TMOS, unfortunately not facing the camera (unfortunate because he has a lovely smile, not just because he is handsome..)

It’s extra special because my dear friend Melissa and I literally bumped into Karen of Did You Make That? and Ella at the stall. What are the chances of that!!? The famous sewing blogger from London, from whom you heard about TMOS and the reason you went there, turning up at TMOS at the same time you went there all the way from Australia!

Yes Karen is wearing a CCP Charlie caftan in Liberty. Obsessed with sewing details? Who? Me??

I added piping because I had some in my stash and I wanted to highlight the raglan sleeve seam lines.

I had just enough for the front and the neck but not enough to pipe the back. Coffin back. Guilty as charged. But also in line with the retro vibe of this dress.

Also guilty of sloppy sewing, as my photographer (He who Cooks) pointed out to me – “there’s a pucker or something you’ve sewn badly at the waistline on the back”.

What sort of monster have I turned him into? I know I talk about sewing. All. The. Time. But surely that’s not to blame?!

I’ve got to assume I was distracted by that unintentional not-pattern matching through the centre back seam. Whatever. It didn’t distract him!

I added thin ties to the side seams to reduce some of the gathering at the waist. What it actually does, of course, is bring the side seams forward and put more of the fullness at the front. Another reason to be accused of coffin back.

The forward side seams are quite obvious in the photo above, but so are the pockets. Like all great dresses, it has pockets!

It could well be time I moved on from this pattern. But it is such a delight for make and wear.

Is three Hope Dresses too many? Is three Hope Dresses enough to qualify me for the #HopeDressSpringsEternal club?

So many questions…

Silver crushed velvet dress: Burda 01/2018 #101

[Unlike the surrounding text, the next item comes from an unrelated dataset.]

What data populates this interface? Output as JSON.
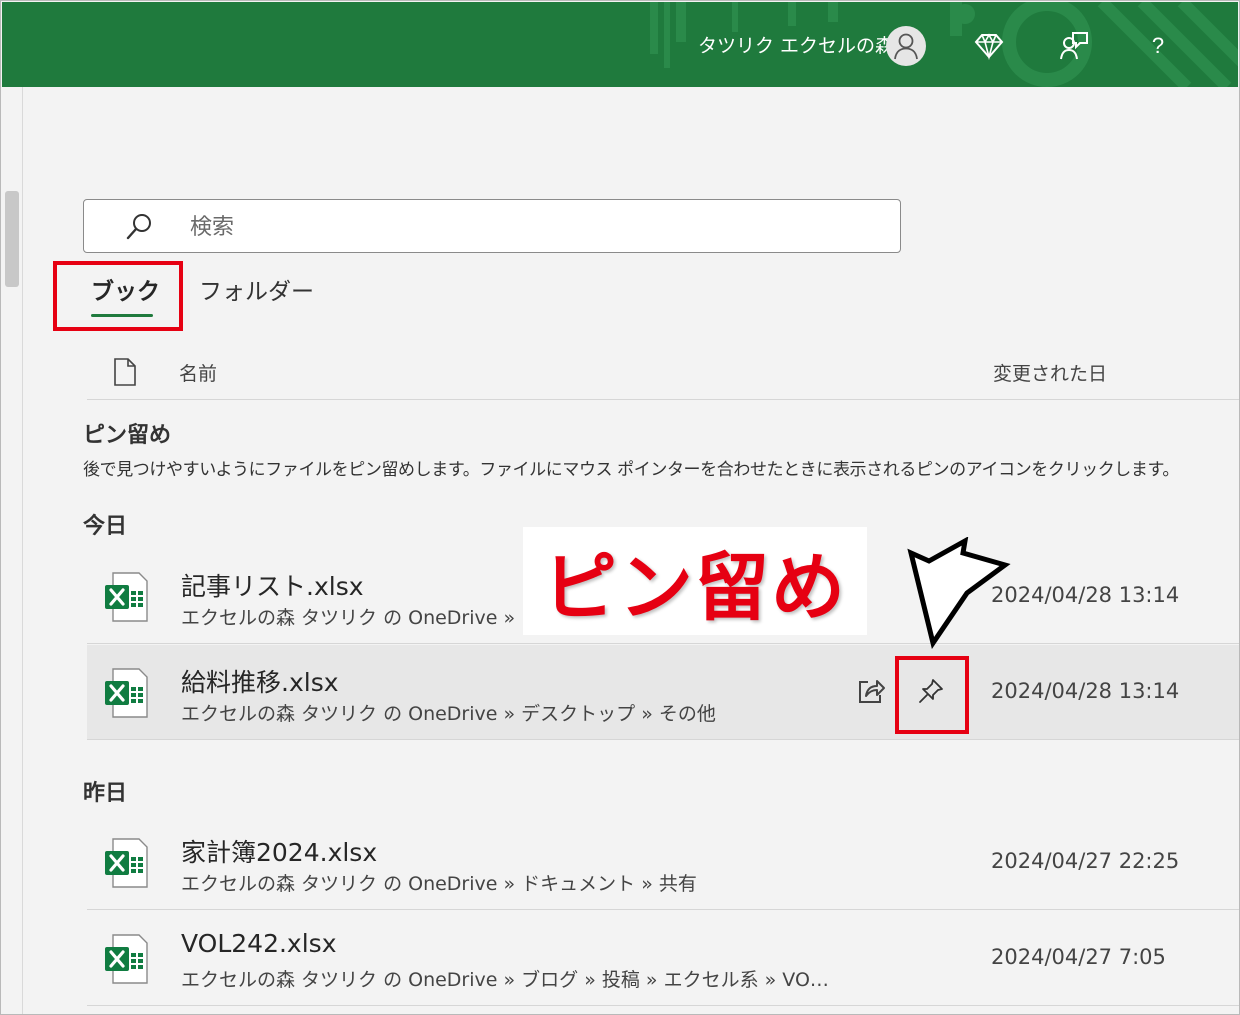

This is a story of going to the fabric store to buy fabric for a specific pattern but buying something we loved that wasn’t really suitable for that pattern. Anyone else do that? When we realised what we’d done, all the Burda magazines came out and Felicity and I spent a pleasant hour or so finding another pattern.

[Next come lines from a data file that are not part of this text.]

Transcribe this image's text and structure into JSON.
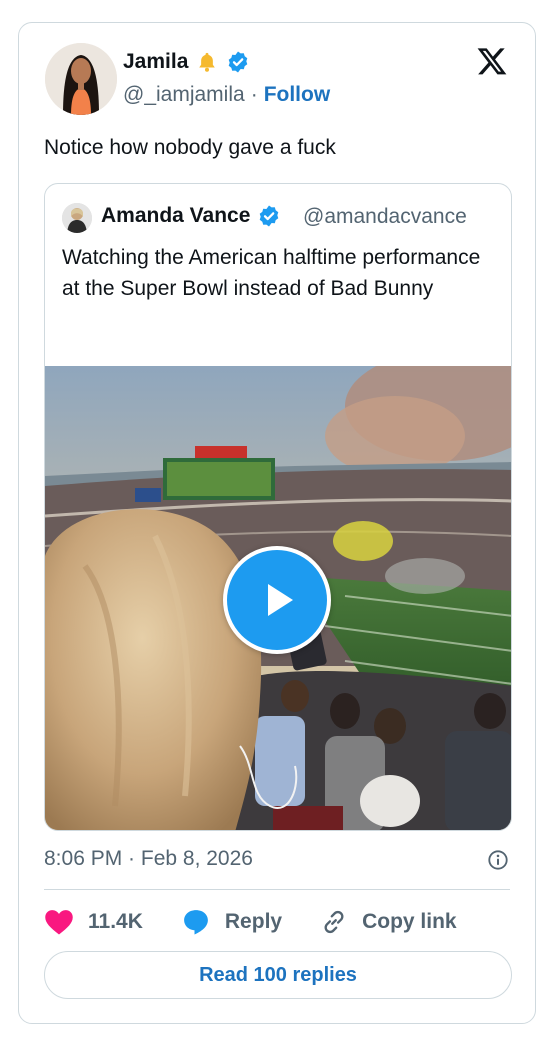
{
  "author": {
    "name": "Jamila",
    "handle": "@_iamjamila",
    "separator": "·",
    "follow_label": "Follow"
  },
  "tweet": {
    "text": "Notice how nobody gave a fuck",
    "timestamp": "8:06 PM · Feb 8, 2026"
  },
  "quoted": {
    "name": "Amanda Vance",
    "handle": "@amandacvance",
    "text": "Watching the American halftime performance at the Super Bowl instead of Bad Bunny"
  },
  "actions": {
    "likes": "11.4K",
    "reply_label": "Reply",
    "copy_label": "Copy link",
    "read_replies_label": "Read 100 replies"
  },
  "icons": {
    "like": "heart-icon",
    "reply": "speech-bubble-icon",
    "copy": "link-icon",
    "info": "info-icon",
    "brand": "x-logo-icon"
  },
  "colors": {
    "accent": "#1d9bf0",
    "link": "#1d73bf",
    "like": "#f91880",
    "muted": "#536471",
    "border": "#cfd9de"
  }
}
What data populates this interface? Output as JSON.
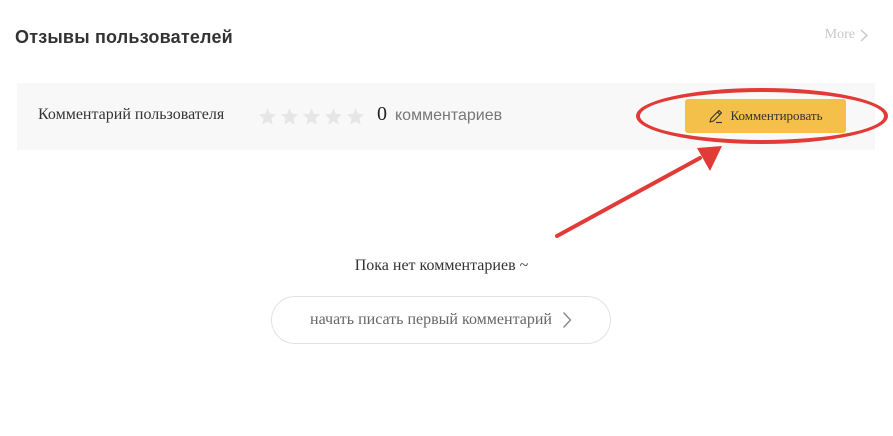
{
  "header": {
    "title": "Отзывы пользователей",
    "more_label": "More",
    "more_icon": "chevron-right-icon"
  },
  "rating_bar": {
    "label": "Комментарий пользователя",
    "stars_total": 5,
    "stars_filled": 0,
    "star_icon": "star-icon",
    "count": "0",
    "count_label": "комментариев",
    "comment_button": {
      "label": "Комментировать",
      "icon": "pencil-icon"
    }
  },
  "empty_state": {
    "text": "Пока нет комментариев ~",
    "write_first_label": "начать писать первый комментарий",
    "write_first_icon": "chevron-right-icon"
  },
  "annotation": {
    "color": "#e23a36"
  },
  "colors": {
    "accent": "#f4c04a",
    "bar_bg": "#f8f8f8",
    "star_empty": "#e6e6e6"
  }
}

This is Burdastyle 01/2018 #101 in a size 40.

I did a ‘pivot and slide’ 2 cm FBA but it may not have been necessary given the stretchiness of the fabriv.

The waist twisty bit is a nice feature. The line drawing is a bit misleading for this bit (the tucks in this pattern piece end up on the part that you sew to the side seam – but the line drawing shows the side seams smooth). But, as the reviews on Pattern Review said, if you follow Burda’s instructions literally, it might seem nonsensical but it works out just fine.

The fabric is a crushed polyester velvet from Spotlight, and Felicity says its delightful to wear.

I omitted the zip because it is very stretchy fabric.

I wondered about changing the neck facings out for a binding, but thought this might give it too much of a sports look which seems wrong for crushed velvet so I stayed with the facings. Not sure I should have worried about a sports look being inappropriate. This dress is apparently perfect for riding a scooter in the city.

The facings are hand stitched down. But my commitment to hand stitching ended there – the hems were turned up 1cm and stitched with a simple zigzag. This made both the sleeves and skirt 3 cm long than drafted because I’d added a 4 cm hem allowance

So this is a story with a happy ending.

I still haven’t sourced fabric for the initial pattern though.